I know there are other private higher education organisations out there but by the very nature of the private, for profit-ness of these organisations, we don’t collaborate or share ideas. A project I would love to get my teeth into is whether in fact the libraries and information centres from these organisations could do some collaborating or idea sharing without jeopardising any commercial-in-confidence stuff and bringing the wrath of investors down on our collective heads. Sort of like CAUL for minnows…
This turned out to be a bit deeper than I thought it would be for a Friday afternoon post – particularly after the brain-frying, depression-inducing, mind-numbing and painful processes of proofing, correcting and assembling I’ve been doing this week!
image: Be Prepared by Mykl Roventine via flickr
Coffee and home made banana bread this morning, accompanied by a quick flick through InCite – it did land in my letterbox a day or two ago but I’ve been very busy commenting on blog posts and hadn’t even opened it until this morning.

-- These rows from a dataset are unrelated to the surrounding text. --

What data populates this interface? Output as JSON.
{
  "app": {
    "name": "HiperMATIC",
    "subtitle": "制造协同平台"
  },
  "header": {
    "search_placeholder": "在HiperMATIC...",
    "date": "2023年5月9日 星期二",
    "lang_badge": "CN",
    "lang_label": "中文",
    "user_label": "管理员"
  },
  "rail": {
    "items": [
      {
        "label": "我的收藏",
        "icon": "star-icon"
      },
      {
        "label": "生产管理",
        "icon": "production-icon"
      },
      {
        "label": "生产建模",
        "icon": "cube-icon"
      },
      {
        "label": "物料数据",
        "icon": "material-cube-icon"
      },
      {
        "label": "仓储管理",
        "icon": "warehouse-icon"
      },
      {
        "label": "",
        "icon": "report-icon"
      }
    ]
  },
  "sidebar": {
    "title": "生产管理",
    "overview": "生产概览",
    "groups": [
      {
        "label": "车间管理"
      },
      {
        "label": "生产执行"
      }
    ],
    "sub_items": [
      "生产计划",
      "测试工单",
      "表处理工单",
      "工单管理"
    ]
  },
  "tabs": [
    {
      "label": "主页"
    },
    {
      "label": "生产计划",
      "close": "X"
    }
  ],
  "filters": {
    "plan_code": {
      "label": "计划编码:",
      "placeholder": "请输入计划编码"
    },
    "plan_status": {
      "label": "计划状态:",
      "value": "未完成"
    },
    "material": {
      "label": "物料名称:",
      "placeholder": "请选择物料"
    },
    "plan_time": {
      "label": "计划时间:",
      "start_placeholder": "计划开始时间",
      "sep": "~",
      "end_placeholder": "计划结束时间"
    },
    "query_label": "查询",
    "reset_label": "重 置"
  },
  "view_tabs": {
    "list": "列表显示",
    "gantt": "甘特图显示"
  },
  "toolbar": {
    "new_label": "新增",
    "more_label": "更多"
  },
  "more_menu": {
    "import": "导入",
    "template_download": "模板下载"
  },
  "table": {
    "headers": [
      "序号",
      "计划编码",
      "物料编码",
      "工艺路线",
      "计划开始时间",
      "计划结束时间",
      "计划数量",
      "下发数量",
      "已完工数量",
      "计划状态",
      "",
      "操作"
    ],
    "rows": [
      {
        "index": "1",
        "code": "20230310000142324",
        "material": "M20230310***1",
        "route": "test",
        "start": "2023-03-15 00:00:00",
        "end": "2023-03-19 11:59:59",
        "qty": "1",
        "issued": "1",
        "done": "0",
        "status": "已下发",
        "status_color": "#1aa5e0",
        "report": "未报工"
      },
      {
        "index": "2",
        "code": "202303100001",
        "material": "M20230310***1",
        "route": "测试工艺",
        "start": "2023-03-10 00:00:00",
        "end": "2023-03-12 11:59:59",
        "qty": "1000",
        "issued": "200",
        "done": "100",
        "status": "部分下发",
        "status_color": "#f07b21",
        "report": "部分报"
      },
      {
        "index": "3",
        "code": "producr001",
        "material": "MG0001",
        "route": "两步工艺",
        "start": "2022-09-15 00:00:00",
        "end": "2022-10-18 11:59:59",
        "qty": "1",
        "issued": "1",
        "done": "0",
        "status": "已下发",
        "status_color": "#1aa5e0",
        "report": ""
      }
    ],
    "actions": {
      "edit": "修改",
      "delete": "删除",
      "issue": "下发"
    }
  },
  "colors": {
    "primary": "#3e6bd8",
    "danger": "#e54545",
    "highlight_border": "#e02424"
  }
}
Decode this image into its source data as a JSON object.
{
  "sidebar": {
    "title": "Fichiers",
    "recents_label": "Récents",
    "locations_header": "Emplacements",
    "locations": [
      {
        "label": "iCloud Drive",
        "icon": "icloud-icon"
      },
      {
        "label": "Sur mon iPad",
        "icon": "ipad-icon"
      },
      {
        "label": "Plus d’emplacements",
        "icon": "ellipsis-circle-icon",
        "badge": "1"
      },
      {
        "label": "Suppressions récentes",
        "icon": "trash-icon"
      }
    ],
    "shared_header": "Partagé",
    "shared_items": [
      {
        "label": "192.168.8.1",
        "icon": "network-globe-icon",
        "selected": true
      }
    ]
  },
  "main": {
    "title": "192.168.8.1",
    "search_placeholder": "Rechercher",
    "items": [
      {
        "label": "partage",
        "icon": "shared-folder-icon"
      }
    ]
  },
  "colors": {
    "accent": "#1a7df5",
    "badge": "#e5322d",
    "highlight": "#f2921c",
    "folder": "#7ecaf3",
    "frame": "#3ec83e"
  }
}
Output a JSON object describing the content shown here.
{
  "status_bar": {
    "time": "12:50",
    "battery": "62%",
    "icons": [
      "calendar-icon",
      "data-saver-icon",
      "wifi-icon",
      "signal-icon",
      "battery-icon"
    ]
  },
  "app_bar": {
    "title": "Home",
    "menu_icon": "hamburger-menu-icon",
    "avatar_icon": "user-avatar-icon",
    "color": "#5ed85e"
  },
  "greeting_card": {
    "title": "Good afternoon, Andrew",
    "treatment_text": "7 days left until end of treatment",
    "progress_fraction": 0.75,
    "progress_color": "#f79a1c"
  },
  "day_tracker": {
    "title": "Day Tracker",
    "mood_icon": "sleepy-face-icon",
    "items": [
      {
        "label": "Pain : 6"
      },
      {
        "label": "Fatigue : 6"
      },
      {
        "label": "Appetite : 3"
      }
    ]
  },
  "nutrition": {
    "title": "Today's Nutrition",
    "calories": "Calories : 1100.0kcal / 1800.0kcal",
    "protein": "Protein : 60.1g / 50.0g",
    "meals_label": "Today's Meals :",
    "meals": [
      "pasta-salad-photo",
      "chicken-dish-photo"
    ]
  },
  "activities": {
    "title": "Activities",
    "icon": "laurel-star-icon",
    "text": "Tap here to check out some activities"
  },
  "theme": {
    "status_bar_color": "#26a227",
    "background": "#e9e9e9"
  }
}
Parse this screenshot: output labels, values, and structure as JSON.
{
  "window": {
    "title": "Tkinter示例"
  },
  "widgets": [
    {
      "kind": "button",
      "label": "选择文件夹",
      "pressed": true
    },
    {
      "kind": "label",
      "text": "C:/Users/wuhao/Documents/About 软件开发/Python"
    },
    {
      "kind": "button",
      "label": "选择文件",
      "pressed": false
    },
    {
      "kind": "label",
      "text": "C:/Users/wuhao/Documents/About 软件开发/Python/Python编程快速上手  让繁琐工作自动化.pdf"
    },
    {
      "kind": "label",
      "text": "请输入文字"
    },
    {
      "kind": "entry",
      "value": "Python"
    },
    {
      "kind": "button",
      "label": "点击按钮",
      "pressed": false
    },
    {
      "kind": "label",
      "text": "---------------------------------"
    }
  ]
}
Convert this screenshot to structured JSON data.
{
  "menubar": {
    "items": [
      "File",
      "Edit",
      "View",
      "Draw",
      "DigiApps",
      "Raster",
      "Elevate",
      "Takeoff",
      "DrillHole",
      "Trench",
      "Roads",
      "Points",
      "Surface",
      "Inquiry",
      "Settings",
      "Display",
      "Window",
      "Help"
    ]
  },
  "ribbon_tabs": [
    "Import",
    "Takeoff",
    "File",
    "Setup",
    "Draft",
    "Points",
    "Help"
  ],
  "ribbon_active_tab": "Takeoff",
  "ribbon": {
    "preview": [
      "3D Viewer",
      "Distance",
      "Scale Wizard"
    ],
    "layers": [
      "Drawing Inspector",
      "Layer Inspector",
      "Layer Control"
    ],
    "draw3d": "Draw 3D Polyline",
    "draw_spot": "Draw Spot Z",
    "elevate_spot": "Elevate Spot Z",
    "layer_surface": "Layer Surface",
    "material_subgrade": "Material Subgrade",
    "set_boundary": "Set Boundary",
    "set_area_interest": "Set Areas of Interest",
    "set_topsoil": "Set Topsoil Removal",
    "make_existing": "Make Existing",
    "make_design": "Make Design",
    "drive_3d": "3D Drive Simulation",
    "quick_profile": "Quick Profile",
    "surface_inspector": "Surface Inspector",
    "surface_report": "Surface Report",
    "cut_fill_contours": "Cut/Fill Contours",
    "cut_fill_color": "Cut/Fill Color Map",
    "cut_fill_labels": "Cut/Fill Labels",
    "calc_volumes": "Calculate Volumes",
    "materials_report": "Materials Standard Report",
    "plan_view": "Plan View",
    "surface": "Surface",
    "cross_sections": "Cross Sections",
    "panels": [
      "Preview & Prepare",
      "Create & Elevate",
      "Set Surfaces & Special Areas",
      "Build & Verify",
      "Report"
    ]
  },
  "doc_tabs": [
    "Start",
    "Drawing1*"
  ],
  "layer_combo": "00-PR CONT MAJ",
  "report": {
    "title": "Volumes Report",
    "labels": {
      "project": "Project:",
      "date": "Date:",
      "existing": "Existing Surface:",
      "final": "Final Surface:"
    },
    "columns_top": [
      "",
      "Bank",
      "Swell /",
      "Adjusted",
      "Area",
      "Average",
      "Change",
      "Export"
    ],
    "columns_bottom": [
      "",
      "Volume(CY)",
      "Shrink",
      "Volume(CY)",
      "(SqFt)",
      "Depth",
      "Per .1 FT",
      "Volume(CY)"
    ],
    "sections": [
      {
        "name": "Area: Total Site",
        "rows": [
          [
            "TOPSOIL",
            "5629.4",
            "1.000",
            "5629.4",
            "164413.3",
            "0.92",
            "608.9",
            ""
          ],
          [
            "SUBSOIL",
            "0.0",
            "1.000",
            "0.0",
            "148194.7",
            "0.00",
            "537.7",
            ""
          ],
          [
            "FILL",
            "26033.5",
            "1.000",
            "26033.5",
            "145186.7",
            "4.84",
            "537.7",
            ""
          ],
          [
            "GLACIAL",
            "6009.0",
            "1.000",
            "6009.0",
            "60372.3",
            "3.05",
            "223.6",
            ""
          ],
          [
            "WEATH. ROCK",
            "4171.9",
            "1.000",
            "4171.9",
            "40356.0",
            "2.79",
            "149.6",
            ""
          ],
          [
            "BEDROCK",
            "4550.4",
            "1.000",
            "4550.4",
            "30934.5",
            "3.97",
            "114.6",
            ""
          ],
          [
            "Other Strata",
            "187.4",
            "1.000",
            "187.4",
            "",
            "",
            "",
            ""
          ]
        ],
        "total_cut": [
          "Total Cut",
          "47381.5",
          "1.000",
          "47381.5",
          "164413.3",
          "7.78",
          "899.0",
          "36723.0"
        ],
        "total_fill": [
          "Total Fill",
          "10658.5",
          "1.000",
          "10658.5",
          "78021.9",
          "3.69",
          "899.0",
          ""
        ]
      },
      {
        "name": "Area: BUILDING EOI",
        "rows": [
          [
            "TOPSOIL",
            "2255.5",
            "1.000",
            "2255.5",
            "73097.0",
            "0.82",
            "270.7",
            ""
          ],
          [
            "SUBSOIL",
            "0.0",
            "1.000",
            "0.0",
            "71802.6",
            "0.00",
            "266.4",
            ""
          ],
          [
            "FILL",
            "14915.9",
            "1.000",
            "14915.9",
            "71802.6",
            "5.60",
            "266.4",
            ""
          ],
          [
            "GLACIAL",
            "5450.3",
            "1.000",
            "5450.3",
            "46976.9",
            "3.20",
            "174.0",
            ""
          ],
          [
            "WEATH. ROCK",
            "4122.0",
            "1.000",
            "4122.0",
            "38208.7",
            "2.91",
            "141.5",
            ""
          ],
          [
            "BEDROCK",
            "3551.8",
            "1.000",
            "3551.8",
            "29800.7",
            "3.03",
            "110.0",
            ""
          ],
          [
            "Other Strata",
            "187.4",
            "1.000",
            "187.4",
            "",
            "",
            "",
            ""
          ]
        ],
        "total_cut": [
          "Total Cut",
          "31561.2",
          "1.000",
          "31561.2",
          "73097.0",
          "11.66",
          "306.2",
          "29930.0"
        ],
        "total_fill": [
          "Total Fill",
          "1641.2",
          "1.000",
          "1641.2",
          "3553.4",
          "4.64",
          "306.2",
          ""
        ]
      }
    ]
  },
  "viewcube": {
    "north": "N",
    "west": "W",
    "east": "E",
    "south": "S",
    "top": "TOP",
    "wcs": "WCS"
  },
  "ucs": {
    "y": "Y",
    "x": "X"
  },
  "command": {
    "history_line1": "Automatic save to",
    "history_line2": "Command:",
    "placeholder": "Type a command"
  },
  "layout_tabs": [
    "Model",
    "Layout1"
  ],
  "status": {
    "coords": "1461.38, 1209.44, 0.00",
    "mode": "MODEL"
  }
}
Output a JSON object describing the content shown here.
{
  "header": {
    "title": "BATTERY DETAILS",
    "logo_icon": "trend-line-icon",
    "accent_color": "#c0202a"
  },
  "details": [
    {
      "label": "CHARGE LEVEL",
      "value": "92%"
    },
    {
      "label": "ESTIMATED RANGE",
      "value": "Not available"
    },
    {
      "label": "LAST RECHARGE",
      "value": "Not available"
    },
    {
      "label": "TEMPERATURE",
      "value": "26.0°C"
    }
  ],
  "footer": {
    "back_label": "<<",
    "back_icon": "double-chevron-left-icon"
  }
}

I was struck immediately by Kate Davis’ article about research in Energise-Enthuse-Inspire. This introductory ‘how to’ seems to be the perfect article for me at the perfect time in my newly formed career. I have vague ideas about some vague areas of professional interest to me forming vague structures in the back of my mind. In spite of having attended (and enjoyed) RAILS2 back in 2005, the world of research is quite foreign to me. I know that I want to contribute, to have my say, to present at conferences, to have things published and Kate’s article has given me plenty to think about in mapping out that path.